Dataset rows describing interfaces
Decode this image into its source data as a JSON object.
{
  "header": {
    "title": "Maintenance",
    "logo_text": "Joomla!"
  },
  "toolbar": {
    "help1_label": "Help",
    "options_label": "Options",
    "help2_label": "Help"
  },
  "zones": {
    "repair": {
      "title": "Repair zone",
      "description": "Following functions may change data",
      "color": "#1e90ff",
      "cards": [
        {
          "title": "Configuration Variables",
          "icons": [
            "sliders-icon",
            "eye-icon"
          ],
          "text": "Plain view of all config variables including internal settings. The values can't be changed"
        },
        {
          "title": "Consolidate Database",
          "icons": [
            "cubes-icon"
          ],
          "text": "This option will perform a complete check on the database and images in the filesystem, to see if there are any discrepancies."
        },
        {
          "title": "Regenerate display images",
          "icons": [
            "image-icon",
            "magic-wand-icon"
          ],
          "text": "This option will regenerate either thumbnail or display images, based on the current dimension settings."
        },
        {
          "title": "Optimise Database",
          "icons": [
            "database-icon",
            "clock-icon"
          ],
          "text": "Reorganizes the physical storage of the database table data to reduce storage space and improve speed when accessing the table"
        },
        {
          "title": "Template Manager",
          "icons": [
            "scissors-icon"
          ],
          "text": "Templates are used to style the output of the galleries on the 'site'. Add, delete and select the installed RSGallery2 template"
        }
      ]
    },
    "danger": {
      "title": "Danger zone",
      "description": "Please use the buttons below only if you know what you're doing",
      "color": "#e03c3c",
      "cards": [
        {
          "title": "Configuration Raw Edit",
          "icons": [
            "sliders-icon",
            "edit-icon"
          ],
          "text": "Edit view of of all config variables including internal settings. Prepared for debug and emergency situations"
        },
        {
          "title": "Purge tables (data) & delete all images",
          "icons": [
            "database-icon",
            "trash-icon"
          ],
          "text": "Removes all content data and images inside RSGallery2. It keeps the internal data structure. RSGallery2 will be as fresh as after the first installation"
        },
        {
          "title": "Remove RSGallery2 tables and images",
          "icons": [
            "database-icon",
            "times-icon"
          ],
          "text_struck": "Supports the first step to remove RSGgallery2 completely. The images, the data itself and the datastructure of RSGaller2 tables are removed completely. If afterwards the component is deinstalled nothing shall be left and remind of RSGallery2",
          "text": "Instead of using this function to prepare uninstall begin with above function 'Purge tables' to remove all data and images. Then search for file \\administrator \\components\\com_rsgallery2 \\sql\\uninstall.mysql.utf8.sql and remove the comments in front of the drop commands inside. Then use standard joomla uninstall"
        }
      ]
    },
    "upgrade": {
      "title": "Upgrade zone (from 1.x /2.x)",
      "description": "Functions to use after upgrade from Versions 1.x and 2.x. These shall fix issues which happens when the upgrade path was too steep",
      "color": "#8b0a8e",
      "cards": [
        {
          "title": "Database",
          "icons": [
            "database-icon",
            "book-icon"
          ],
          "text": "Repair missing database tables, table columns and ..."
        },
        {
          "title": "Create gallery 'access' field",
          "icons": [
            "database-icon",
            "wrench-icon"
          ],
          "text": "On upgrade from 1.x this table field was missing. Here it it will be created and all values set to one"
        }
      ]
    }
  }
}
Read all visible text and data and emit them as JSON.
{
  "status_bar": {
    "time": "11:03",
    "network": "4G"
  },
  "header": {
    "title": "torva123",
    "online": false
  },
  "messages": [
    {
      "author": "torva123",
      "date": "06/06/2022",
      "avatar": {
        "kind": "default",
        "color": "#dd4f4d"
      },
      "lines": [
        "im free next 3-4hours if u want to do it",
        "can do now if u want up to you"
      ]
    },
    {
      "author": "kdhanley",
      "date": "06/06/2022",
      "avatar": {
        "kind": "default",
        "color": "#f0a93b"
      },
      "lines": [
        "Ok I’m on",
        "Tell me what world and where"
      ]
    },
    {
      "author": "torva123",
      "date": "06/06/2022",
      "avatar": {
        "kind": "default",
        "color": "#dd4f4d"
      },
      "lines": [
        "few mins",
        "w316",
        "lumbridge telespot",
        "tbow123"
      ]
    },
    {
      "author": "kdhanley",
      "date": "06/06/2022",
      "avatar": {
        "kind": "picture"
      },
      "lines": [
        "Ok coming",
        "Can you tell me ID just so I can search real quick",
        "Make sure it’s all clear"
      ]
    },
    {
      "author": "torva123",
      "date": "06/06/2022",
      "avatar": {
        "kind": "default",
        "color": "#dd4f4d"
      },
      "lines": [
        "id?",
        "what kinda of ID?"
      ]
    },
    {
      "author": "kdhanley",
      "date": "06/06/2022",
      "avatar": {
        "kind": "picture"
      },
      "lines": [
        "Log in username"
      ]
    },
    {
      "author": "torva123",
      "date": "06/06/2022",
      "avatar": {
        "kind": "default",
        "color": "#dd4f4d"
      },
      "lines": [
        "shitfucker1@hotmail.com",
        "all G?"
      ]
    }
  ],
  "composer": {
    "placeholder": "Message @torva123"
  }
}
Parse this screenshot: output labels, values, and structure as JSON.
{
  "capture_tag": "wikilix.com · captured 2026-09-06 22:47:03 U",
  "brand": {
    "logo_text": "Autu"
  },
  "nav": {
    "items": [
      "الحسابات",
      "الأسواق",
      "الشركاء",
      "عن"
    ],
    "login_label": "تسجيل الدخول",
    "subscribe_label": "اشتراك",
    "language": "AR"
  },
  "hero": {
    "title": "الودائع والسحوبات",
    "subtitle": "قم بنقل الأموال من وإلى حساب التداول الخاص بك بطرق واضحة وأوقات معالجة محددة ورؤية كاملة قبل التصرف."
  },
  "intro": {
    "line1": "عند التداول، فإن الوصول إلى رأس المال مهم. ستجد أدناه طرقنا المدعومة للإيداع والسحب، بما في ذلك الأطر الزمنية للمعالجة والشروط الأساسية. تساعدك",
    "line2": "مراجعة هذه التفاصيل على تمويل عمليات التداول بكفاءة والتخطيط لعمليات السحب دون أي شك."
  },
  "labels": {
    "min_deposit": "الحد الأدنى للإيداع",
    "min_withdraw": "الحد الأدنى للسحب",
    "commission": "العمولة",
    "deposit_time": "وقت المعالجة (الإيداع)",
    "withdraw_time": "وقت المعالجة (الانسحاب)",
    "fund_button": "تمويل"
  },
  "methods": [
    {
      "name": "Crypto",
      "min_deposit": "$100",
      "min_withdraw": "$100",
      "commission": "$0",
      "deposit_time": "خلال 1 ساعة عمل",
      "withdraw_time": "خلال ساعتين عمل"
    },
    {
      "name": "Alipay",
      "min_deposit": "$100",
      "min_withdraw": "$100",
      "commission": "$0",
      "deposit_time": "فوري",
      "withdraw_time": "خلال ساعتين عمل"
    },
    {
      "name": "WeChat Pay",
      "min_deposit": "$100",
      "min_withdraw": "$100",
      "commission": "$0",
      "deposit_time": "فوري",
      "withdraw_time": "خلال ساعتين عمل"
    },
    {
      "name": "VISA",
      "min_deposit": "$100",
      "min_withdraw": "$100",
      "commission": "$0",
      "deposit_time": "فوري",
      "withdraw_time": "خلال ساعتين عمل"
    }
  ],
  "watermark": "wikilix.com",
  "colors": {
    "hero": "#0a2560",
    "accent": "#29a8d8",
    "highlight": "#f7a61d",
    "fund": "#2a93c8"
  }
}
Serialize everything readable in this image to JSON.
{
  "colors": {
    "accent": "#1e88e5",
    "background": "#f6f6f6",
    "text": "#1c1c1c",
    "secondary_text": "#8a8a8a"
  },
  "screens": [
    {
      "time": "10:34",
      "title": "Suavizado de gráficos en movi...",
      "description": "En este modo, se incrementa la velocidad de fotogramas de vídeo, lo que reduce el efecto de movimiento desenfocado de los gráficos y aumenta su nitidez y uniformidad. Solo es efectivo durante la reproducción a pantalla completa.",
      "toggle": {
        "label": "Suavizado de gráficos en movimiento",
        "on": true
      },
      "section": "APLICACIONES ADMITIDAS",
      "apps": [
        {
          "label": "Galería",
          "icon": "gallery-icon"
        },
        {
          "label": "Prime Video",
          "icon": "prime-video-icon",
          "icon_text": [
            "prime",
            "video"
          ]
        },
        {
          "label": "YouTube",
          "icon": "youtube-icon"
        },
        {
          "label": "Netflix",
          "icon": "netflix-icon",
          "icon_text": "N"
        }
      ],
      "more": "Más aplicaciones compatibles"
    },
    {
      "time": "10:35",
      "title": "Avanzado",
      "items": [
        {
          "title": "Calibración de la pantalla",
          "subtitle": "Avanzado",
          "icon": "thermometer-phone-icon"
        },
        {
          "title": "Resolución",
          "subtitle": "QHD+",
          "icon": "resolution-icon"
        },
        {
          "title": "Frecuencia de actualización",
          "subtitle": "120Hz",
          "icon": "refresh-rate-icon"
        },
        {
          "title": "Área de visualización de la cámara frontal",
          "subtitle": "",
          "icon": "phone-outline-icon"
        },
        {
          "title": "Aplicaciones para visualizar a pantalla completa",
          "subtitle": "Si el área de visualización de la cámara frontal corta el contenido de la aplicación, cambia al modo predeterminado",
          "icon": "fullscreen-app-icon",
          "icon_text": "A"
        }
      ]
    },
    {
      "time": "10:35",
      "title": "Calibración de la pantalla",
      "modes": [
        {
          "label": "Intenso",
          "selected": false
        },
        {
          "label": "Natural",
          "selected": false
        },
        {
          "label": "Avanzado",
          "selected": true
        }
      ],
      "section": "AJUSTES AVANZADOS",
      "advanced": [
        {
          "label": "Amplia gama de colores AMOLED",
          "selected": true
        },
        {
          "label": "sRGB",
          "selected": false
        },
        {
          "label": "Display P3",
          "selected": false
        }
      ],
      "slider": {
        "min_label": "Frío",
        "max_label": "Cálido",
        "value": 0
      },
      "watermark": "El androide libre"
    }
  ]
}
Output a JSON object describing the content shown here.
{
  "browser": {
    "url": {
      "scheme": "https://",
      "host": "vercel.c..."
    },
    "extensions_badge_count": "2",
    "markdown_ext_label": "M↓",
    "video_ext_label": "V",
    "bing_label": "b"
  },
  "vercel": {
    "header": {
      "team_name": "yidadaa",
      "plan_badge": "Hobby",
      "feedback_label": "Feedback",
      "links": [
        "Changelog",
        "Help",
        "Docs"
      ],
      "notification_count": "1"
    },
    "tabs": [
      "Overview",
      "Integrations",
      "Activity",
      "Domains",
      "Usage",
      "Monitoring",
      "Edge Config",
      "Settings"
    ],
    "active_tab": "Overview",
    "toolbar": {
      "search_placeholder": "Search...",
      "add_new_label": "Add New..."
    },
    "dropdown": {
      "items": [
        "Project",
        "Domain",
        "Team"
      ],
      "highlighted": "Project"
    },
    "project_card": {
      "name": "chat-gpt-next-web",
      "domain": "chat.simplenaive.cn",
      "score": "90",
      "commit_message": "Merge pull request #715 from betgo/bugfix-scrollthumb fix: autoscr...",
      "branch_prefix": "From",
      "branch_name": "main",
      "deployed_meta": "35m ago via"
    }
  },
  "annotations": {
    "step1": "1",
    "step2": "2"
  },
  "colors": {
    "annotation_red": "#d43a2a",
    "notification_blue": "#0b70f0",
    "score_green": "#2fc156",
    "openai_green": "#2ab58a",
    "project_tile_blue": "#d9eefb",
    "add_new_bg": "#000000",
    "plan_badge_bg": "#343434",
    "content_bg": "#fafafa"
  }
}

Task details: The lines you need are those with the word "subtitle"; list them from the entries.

Response to this exercise:
    "subtitle": "قم بنقل الأموال من وإلى حساب التداول الخاص بك بطرق واضحة وأوقات معالجة محددة ورؤية كاملة قبل التصرف."
          "subtitle": "Avanzado",
          "subtitle": "QHD+",
          "subtitle": "120Hz",
          "subtitle": "",
          "subtitle": "Si el área de visualización de la cámara frontal corta el contenido de la aplicación, cambia al modo predeterminado",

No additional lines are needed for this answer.